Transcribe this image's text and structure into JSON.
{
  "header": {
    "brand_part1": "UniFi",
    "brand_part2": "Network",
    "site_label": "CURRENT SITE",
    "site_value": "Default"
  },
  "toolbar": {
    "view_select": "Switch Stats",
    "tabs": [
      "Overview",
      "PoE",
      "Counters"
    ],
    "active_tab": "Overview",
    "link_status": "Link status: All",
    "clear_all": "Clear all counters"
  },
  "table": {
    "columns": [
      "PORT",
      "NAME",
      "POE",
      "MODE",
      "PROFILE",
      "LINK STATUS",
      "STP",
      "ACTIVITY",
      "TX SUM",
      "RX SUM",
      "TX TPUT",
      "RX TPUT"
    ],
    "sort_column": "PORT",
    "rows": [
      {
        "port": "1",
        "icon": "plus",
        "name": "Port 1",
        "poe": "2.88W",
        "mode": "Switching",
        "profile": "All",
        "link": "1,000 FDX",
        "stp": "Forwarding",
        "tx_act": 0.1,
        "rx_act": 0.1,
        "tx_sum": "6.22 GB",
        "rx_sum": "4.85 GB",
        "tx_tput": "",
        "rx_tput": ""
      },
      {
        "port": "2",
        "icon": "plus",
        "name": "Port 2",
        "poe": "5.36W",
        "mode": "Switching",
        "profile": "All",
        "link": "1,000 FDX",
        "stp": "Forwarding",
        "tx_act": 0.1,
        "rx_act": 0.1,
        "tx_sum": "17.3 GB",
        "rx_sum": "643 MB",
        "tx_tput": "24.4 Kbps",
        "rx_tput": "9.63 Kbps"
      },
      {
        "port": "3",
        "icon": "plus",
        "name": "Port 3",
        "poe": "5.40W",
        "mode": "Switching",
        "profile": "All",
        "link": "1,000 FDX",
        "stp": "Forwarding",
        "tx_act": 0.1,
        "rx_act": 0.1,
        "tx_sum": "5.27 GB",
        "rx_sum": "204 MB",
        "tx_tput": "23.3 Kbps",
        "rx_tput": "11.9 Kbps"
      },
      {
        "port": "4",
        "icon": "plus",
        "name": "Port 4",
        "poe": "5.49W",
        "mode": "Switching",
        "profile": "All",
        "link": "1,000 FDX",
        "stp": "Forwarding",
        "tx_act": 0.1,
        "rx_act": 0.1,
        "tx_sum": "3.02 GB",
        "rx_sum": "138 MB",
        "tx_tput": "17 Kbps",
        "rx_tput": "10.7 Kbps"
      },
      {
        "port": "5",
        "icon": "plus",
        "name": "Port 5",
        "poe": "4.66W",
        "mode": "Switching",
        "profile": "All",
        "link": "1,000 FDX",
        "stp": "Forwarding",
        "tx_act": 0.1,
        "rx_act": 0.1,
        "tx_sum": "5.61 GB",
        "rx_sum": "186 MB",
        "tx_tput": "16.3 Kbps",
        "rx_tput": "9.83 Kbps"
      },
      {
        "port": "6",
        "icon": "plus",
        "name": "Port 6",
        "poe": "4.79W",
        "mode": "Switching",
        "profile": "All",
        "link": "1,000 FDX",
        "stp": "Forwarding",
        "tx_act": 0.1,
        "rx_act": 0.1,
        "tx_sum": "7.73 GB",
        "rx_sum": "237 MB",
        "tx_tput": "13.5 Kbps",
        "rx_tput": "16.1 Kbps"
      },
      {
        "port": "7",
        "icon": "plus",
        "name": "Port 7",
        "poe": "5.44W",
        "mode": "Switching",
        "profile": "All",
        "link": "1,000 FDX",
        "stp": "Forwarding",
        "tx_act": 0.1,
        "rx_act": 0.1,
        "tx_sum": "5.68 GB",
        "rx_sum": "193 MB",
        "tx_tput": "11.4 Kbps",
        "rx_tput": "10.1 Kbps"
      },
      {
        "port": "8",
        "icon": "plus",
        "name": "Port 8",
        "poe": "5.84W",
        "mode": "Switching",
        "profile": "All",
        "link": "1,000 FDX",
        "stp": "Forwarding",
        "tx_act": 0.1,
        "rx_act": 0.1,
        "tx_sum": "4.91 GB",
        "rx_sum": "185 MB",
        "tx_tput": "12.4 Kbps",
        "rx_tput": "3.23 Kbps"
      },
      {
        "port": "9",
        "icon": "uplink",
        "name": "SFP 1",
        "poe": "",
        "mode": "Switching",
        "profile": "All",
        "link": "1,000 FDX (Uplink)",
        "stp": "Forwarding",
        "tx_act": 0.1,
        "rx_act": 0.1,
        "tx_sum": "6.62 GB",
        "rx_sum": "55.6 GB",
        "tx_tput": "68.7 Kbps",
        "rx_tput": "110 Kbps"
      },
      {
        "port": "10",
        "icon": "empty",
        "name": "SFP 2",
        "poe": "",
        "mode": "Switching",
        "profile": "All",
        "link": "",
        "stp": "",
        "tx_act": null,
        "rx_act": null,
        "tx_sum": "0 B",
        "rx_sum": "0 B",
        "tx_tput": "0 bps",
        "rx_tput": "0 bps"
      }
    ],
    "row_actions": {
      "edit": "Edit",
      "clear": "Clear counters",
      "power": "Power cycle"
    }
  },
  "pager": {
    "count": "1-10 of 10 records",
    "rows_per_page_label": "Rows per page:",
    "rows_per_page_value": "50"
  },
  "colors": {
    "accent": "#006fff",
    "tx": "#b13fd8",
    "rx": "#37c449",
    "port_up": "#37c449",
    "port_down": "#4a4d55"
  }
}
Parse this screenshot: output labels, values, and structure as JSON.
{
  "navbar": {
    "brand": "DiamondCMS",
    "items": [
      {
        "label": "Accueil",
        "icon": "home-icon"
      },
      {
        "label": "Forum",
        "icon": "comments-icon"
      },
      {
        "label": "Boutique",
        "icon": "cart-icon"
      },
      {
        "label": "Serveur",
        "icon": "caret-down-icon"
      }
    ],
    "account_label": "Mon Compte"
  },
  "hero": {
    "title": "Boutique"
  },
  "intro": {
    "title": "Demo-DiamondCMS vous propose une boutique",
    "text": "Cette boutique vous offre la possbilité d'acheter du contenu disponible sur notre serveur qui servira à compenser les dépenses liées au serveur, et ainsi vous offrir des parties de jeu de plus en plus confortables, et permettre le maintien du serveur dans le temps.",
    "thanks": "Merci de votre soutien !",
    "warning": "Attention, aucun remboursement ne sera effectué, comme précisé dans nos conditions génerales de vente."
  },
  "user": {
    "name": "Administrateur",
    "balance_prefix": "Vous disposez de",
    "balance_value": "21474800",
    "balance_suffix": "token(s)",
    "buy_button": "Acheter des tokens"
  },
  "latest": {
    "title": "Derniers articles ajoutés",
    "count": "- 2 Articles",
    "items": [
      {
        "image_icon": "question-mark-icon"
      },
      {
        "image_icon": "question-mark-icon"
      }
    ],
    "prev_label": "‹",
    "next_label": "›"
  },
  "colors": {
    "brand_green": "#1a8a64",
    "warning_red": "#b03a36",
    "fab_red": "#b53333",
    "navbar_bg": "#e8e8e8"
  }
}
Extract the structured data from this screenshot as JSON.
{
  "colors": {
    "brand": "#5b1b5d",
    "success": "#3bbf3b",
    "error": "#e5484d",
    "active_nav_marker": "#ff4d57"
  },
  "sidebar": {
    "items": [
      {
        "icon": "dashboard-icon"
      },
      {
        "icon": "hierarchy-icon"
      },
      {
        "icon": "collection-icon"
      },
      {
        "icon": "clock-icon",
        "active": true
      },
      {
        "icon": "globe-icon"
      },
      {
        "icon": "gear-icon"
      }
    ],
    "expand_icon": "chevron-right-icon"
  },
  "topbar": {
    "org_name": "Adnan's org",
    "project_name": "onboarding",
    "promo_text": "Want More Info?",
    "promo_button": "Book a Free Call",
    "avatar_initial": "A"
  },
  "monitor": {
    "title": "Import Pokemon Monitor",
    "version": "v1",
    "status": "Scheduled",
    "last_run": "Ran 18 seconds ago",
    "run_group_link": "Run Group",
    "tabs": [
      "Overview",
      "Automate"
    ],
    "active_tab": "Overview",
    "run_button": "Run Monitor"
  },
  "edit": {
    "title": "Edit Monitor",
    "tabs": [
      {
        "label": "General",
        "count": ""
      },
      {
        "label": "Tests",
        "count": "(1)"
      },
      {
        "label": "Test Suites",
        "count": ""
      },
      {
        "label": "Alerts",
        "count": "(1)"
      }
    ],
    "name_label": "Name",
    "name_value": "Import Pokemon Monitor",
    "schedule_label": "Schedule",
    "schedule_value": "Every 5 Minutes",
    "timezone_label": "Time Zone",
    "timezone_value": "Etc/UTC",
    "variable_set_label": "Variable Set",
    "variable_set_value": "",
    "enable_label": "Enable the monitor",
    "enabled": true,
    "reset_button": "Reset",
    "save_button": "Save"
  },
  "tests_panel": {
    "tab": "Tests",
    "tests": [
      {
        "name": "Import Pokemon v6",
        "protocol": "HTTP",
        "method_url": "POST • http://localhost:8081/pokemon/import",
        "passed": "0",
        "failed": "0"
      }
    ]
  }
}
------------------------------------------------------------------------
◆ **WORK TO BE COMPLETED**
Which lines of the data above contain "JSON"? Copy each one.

◆ **WRITTEN ANSWER**
Transcribe this image's text and structure into JSON.
Parse this screenshot: output labels, values, and structure as JSON.
Extract the structured data from this screenshot as JSON.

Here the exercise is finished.